**REQUIREMENT:** Below are the records. Reproduce the line that contains "Enumerate this screenshot's" and every line after it to the end, exactly and alone.

**DATA TO PROCESS:**
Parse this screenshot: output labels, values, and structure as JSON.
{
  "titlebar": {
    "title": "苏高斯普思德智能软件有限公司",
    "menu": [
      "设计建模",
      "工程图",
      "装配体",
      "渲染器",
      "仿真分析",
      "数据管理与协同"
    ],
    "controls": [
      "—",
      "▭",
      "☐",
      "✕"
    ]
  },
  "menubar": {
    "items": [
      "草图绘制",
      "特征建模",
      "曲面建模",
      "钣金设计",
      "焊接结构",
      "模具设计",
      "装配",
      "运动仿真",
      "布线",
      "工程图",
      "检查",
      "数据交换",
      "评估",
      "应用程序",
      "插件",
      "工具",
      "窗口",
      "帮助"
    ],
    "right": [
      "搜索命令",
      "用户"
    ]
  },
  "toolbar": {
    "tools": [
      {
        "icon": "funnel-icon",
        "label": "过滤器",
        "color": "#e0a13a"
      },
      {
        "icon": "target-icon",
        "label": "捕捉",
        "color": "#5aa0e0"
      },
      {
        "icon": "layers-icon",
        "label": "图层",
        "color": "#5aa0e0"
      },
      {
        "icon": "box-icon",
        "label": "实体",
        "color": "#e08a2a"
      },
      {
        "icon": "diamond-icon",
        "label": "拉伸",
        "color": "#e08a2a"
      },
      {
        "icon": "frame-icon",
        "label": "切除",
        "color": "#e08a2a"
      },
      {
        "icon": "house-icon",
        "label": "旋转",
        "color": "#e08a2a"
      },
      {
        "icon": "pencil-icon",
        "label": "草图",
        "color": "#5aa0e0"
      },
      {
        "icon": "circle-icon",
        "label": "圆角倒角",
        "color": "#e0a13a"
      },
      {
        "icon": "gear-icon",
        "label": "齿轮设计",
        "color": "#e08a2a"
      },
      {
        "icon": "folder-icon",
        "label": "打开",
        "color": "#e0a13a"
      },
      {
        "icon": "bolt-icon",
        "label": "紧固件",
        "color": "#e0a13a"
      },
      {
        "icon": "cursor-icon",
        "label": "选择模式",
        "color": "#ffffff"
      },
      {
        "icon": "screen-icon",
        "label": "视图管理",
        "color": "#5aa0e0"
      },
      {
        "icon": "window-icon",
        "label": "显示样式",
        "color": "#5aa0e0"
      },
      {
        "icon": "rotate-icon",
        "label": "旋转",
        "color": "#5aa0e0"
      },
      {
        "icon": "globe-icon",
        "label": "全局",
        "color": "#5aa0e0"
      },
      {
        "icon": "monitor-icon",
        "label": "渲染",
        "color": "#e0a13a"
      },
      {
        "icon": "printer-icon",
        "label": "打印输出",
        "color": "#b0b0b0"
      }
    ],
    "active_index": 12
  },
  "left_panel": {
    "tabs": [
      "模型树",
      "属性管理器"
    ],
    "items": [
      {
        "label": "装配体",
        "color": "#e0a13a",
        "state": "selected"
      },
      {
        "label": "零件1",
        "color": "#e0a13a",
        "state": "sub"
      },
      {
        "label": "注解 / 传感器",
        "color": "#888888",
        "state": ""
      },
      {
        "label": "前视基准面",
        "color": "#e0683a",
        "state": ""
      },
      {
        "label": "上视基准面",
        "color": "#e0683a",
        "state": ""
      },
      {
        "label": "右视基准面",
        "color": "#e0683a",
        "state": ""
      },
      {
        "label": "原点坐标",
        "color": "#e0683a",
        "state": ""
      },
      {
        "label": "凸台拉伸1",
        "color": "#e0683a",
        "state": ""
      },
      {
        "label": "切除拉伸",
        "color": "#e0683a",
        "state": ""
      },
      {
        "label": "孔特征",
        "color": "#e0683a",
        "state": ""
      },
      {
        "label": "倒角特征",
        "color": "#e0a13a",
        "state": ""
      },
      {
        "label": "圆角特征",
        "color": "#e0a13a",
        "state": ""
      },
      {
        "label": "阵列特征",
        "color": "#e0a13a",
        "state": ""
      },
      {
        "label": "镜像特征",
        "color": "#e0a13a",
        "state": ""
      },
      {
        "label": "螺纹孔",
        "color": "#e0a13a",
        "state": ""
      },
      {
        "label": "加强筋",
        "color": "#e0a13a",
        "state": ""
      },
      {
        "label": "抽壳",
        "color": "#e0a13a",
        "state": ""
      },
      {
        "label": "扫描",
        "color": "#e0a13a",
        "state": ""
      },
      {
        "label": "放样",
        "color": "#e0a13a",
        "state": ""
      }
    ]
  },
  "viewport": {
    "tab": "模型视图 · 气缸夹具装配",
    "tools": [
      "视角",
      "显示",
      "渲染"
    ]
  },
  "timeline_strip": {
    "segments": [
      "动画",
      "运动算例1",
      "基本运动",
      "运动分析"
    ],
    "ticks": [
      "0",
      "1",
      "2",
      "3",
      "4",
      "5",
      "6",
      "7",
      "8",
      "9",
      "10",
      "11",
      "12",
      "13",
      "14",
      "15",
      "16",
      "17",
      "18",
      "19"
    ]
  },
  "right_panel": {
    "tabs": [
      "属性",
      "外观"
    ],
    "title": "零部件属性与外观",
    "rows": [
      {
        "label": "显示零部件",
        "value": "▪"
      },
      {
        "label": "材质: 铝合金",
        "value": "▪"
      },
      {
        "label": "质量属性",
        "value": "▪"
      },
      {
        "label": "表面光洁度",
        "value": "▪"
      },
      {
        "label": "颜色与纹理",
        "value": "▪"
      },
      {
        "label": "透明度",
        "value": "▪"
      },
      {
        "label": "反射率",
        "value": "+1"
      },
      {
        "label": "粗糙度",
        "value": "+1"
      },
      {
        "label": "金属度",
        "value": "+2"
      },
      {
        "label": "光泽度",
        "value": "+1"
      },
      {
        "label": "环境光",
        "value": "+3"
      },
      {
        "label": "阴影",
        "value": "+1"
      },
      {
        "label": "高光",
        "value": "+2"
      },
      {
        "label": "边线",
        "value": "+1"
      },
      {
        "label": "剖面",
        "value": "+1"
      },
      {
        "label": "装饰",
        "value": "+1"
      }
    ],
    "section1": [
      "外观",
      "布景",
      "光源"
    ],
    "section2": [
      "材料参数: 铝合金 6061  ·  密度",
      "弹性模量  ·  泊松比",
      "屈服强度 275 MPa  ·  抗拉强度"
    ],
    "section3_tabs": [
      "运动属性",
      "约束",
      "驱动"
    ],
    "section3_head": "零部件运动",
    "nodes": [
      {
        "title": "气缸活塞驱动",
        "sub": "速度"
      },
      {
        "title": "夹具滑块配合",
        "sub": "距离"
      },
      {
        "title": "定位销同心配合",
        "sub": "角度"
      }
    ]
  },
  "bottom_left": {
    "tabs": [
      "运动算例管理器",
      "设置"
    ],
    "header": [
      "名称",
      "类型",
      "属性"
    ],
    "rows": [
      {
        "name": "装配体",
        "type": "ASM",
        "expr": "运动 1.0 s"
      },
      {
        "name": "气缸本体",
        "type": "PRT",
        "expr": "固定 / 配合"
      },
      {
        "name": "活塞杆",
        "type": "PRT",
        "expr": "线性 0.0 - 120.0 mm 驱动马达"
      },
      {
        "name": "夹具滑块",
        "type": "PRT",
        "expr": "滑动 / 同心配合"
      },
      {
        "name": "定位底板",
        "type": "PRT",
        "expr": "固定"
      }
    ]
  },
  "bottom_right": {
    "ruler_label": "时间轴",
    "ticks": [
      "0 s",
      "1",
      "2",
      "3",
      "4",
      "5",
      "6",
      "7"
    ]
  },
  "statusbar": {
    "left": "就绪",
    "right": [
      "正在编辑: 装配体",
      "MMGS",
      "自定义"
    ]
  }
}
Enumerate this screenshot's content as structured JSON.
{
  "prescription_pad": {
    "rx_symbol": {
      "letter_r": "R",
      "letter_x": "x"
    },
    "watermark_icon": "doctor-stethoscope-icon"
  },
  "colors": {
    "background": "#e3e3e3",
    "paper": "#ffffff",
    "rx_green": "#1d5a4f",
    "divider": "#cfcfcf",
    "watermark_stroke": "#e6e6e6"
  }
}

**RESPONSE:**
Enumerate this screenshot's content as structured JSON.
{
  "prescription_pad": {
    "rx_symbol": {
      "letter_r": "R",
      "letter_x": "x"
    },
    "watermark_icon": "doctor-stethoscope-icon"
  },
  "colors": {
    "background": "#e3e3e3",
    "paper": "#ffffff",
    "rx_green": "#1d5a4f",
    "divider": "#cfcfcf",
    "watermark_stroke": "#e6e6e6"
  }
}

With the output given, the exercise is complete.